Curriculum inclusiveness challenge: Responding to multiculturalism among workforce education and development graduate students: A mixed methods studyJournal of the Department of Behavioural Sciences (2012)
AbstractThe U.S. society is generally promoted as a “melting pot” of peoples and cultures. But to what extent is such multiculturalism reflected in its curriculum content for a graduate workforce education and development (WED) program at a Mid-Western university? This descriptive study used a mixed methods design to examine graduate students’ perceptions of curriculum inclusiveness for the WED program’s course content. Study findings revealed that U.S. minority and international student groups (Mdn = 4.0) found that WED content was quite often aligned to the interests of the dominant group (U.S. Caucasians), while the dominant group found this phenomenon occurred sometimes (Mdn = 3.0). Responding to multiculturalism among WED graduate students appeared to present a challenge for a Midwestern university, and by extension, subjected students to much cultural and intellectual bondage. Students’ suggestions for improving multiculturalism responsiveness included diversifying/internationalizing WED curriculum content, which is in keeping with multicultural education.

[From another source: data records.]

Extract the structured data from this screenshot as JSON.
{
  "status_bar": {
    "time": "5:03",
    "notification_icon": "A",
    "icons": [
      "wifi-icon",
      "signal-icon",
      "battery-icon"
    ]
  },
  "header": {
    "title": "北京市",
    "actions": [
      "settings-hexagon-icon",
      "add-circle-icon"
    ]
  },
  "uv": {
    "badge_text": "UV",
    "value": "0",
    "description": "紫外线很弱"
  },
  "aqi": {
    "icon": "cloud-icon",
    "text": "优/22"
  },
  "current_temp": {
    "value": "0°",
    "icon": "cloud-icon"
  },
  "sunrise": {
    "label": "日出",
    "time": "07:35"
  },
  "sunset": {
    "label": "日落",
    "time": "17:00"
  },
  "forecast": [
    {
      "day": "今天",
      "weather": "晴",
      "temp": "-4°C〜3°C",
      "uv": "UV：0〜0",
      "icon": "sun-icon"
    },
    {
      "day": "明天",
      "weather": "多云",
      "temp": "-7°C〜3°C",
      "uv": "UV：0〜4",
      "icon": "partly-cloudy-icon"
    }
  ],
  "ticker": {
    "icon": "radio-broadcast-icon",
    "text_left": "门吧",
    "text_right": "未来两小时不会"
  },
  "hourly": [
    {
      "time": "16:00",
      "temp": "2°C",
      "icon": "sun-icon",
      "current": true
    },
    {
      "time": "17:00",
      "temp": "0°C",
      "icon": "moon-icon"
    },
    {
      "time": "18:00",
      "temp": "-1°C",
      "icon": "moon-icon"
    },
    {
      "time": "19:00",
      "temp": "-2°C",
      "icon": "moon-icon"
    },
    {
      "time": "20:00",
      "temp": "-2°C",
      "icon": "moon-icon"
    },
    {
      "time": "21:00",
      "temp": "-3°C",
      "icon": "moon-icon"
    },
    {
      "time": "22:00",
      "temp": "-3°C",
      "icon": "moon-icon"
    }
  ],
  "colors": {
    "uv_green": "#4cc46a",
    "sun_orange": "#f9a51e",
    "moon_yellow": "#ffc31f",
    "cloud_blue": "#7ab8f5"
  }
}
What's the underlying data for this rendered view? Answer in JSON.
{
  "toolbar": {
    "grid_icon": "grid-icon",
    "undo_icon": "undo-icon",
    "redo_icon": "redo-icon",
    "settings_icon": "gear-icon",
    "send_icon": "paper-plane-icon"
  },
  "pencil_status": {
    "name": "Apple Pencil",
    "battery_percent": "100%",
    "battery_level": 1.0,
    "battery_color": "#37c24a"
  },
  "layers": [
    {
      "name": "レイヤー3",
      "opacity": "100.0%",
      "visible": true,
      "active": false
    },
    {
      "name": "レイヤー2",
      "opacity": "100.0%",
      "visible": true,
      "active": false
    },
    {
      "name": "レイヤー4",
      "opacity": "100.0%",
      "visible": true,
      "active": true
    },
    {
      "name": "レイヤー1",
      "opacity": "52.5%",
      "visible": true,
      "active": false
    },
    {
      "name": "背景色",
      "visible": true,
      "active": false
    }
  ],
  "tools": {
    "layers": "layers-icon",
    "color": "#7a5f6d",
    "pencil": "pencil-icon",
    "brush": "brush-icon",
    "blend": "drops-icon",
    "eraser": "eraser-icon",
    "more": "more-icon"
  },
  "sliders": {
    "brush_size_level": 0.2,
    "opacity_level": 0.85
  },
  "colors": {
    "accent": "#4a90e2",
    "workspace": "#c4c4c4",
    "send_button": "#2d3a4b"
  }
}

- multicultural education,
- cultural sensitivity,
- cultural competence,
- mixed methods
Citation InformationDebra Sharon Ferdinand. "Curriculum inclusiveness challenge: Responding to multiculturalism among workforce education and development graduate students: A mixed methods study" Journal of the Department of Behavioural Sciences Vol. 1 Iss. 1 (2012)
Available at: http://works.bepress.com/debra_ferdinand/4/